There’s a common misconception that Cambridge International – the globally recognised, exam-based school curriculum – only suits the brightest learners.
Principal Danny O’Connor is keen to put the record straight.
“Cambridge was introduced in a number of schools in New Zealand as a result of dissatisfaction with NCEA in the early 2000s,” he explained. “Unfortunately, some schools only allowed their brightest students to study Cambridge, which led to the perception that it was only for top academic students.
“The reality is that all students can do well under this curriculum.”
ACG Strathallan offers Cambridge at both primary and secondary school levels.
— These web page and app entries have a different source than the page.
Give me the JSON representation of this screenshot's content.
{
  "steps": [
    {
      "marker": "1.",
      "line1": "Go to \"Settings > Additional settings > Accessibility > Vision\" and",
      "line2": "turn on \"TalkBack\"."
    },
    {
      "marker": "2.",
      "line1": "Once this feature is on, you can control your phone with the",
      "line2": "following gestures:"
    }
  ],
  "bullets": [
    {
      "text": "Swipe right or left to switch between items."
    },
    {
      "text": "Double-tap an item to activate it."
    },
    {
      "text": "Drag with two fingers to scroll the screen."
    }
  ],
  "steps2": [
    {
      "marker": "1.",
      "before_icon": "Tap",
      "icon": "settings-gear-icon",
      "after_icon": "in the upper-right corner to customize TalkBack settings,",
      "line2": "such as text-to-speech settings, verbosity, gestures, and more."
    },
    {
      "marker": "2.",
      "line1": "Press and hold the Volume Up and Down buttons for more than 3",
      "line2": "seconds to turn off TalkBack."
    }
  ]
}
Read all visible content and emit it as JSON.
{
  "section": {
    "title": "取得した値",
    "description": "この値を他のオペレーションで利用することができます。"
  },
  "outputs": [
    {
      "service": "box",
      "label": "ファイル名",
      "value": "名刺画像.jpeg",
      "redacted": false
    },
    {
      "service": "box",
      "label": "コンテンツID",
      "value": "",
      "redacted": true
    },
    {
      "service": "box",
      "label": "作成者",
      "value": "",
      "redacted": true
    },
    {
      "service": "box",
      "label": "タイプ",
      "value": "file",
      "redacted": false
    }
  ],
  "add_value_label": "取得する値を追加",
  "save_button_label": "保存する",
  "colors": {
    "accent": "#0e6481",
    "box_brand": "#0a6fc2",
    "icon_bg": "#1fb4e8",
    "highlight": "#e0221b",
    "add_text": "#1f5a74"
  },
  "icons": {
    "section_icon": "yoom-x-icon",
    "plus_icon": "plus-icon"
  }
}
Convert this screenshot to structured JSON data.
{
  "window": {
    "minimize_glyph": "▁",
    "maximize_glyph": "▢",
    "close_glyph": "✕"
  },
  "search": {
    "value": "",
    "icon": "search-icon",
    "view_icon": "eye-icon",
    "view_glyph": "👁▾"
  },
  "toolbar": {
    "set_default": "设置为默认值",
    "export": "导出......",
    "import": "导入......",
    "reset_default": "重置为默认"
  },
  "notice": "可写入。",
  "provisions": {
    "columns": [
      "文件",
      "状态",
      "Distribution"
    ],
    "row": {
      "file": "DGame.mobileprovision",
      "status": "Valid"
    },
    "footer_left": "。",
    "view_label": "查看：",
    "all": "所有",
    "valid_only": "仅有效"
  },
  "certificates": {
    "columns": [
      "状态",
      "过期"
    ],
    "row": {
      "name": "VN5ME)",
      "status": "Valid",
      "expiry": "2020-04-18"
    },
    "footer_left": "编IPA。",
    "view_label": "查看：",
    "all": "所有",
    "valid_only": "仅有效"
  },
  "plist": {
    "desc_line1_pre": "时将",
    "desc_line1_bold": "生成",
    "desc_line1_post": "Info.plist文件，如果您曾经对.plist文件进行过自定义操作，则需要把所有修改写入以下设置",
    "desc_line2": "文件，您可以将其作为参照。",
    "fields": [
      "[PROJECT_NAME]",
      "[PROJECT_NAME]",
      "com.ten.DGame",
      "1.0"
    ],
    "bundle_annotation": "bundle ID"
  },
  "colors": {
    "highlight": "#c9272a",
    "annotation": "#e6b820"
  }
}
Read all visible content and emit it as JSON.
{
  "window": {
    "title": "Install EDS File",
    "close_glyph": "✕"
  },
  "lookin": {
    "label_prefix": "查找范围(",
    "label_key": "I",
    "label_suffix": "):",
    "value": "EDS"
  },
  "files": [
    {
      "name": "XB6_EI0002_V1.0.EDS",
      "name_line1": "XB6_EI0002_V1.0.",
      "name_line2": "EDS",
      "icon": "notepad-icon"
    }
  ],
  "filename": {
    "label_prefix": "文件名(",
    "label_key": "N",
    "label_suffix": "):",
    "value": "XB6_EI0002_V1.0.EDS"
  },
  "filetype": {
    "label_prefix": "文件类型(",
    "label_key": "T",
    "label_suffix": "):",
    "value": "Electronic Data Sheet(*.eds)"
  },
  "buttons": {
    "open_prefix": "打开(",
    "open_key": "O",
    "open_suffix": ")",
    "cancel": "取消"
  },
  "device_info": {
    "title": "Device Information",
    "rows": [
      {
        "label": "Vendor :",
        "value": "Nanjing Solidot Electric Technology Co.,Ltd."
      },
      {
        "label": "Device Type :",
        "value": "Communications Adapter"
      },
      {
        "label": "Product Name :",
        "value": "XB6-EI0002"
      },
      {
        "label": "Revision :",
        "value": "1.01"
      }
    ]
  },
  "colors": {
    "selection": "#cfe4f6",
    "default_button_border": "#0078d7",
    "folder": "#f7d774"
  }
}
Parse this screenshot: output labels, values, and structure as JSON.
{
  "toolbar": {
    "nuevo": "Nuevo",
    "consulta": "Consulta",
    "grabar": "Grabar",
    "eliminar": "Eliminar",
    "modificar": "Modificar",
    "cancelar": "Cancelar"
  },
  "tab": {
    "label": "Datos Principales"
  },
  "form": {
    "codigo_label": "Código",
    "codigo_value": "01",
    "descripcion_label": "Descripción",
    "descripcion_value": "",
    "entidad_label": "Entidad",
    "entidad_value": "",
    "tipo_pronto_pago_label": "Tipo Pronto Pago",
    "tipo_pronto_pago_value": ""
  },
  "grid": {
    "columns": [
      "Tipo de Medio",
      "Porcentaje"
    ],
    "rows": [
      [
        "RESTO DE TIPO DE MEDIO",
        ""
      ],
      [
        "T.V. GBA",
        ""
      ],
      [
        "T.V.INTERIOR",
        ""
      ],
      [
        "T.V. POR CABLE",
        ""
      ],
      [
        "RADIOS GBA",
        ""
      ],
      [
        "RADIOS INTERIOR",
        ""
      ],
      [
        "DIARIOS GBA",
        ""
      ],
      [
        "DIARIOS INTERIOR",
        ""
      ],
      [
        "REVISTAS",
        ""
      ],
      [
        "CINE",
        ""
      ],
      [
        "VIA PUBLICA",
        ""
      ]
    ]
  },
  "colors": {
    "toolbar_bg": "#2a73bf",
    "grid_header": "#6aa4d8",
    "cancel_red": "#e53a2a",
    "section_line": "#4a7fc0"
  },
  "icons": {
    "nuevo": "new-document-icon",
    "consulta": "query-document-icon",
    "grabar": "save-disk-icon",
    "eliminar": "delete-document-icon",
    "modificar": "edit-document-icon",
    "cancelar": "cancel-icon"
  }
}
Teachers say the curriculum is well structured, thorough and easy to understand.
One of its greatest strengths is its ability to be tailored to different academic levels.
“It provides a very structured programme that allows us to meet the needs of every student,” explains Primary School principal Kristie Thomas.
“Every level is broken down into very specific and comprehensive learning intentions. We know who has achieved which intention and what their next learning step will be. We ensure each student is taught at a level that meets their individual learning needs, regardless of the year they are in.”
She says parents also like it, because they understand exactly what their child needs to work on.
Parents like Caroline and Kieron Lynch, whose daughters Stella and Georgia have been at ACG Strathallan from the age of three.
Stella, in Year 11, is academic, and is flourishing under the Cambridge curriculum.
Participating in advanced maths, science and global studies has kept her challenged, and she’ll complete A Level Maths a year early, allowing her to take an extra subject in Year 13.
Georgia, Year 8, is more sporty. For Caroline it was a relief to watch her step up academically as she transitioned from primary to secondary.
She believes Cambridge gave both girls the right foundation.
“Most of the children here are not academic superstars, but they are getting a quality education with outstanding teaching. For Georgia, the academic support system she needed was there. Now she’s flying.”